“Why the kid-glove treatment on someone who would have faced serious criminal charges, had she lived?”
Should there be legislation declaring a moratorium on GMO taro? Hawaiian activist Walter Ritte said yes; Stephanie Whalen, president and director of the Hawaii agriculture research center, argued no.
Yes, there is a highly visible cultural claim of creation via the story of Haloanaka, the stillborn older brother of, at least, the Hawaiian race, which seems to be universally accepted among Hawaiians today. This moolelo (story of significance) is told through the Kumulipo as composed by King Kalakaua. He composed this in answer to the American sugar barons who were attempting to discredit his claim to royal lineage. Kalakaua’s presented his royal genealogy back to the 11th century and celebrated the native cultural ways which had been denounced as sinful.
As such, this moolelo is of significant cultural value to Kalakaua’s blood line, and perhaps, to any of his subjects without a moolelo of creation of their own. This kind of mookuauhau (chant of authorizing genealogy) was historically kept for recitation in the royal courts and only by rare, select individuals. Kalakaua had a reason for making his public. Today, those that claim their individuality and origin through the Kumulipo are blood descendants of Kalakaua, hanai through protocol of Kalakaua, have no mookuauhau of their own and adopted Kalakaua’s or presume there is only one Kumulipo.
The real issue here is disenfranchisement and the failure of government since the beginning to ensure consensus and goodwill in governance. So, today, the Kumulipo serves as a rallying point for the disenfranchised. It could easily be many other undisputed cultural points as well.
In answering Walter Ritte, it is unrealistic to put up a Stephanie Whalen. The reverse is also true. Only a Ritte can answer a Ritte and a Whalen answer a Whalen. If you wish to opine on the virtue of legislation from Ritte’s point of view, then the consideration of the cultural aspects of the host culture cannot be diluted. If opinion is to be had on legislation with respect to socioeconomic utility in science, then that should not be diluted as well. Either one, both, or neither may be cause enough to deny or affirm a piece of legislation.
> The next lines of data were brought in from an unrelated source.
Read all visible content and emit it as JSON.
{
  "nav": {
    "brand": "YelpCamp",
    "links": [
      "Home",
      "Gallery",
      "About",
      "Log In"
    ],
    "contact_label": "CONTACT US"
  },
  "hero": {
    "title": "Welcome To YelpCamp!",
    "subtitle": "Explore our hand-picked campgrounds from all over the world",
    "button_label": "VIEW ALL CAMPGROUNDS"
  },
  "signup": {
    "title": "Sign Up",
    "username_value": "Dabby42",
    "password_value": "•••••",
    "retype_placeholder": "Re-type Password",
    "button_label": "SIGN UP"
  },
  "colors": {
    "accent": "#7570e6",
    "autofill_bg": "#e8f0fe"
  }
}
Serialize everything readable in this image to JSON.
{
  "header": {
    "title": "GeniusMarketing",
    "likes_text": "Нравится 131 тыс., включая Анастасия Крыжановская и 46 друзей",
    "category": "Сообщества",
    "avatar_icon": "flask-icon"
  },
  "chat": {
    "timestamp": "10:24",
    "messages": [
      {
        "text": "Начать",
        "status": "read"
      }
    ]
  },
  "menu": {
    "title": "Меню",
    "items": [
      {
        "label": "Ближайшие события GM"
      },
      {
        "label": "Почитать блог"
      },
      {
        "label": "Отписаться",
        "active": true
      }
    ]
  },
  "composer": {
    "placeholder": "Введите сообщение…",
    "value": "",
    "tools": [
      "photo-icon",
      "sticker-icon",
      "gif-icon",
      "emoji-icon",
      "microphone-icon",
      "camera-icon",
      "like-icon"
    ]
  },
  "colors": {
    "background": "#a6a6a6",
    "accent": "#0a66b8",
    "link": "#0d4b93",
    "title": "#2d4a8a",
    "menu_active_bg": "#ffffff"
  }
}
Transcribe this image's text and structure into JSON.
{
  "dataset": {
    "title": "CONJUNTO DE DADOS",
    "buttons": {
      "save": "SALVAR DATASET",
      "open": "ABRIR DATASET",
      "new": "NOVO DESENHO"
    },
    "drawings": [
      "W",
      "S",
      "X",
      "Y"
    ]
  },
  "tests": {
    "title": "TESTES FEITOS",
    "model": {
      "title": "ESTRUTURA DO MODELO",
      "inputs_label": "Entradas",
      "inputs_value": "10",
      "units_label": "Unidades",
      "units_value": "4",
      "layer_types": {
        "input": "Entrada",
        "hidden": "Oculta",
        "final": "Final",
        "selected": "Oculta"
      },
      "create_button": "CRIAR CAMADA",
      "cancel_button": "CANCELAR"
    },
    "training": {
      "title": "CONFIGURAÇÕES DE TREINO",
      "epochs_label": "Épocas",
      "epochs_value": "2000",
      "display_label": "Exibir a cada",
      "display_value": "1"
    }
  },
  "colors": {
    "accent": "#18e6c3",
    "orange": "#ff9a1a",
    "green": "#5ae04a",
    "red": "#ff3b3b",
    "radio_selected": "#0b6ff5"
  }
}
GERRY NALIKOLAUOKALANI-A-PAKI, KAILUA
“Passive Aggressive” 02/08
In his Editor’s Page, A. Kam Napier wrote that local media went soft on the actions of local playwright Lisa Matsumoto, who was killed after she drove the wrong way on the H1 with a blood alcohol level of 0.242.
Thank god someone in the media has some decency. Give A. Kam Napier whatever media award they give out for truth in reporting. What the hell is wrong with the media here? Why the kid-glove treatment on someone who would have faced serious criminal charges had she lived? Almost to the discredit of the survivor driving the right way on the freeway.
All the smiley TV anchors lamenting the loss of the famed and talented playwright with no mention whatsoever of the impact the accident will have on the survivor. And what about the people who let her drink and drive?
PAT KELLY, HONOLULU
What did not seem to sink in with The Advertiser or other local media is that Cassie Olaivar could have been your wife, your son, your spouse.
SCOTTY ANDERSON, HONOLULU
Finally, someone has spoken out about the media’s outrageous coverage on Lisa Matsumoto. Every time I read an article or watched the TV news about the incident, I became annoyed. How dare the media downplay the facts of this incident. Matsumoto was a drunk driver. Thank goodness she didn’t hurt or kill more people.
SANDRA KOBAYASHI, WAILUKU, MAUI
Ahana Koko Lele
In our March issue, the photo credit for “In My Words: Charles Strang,” should have read Mark Arbeit. In our “Best of Honolulu” story, the Best Sportscaster’s name was misspelled. It’s Kanoa Leahey. The photo of Best Spa (Splurge) should have had a photo credit credit to: Jonas Mohr/J.M.E. Contrary to what we wrote in “Dining,” the Royal Hawaiian is not turning the Monarch Room into a steakhouse as part of a renovation.
Letters to the Editor may be submitted online here, e-mailed to: firstname.lastname@example.org, faxed: 537-6455 or sent to: HONOLULU Magazine, 1000 Bishop Street, Suite 405, Honolulu, HI, 96813.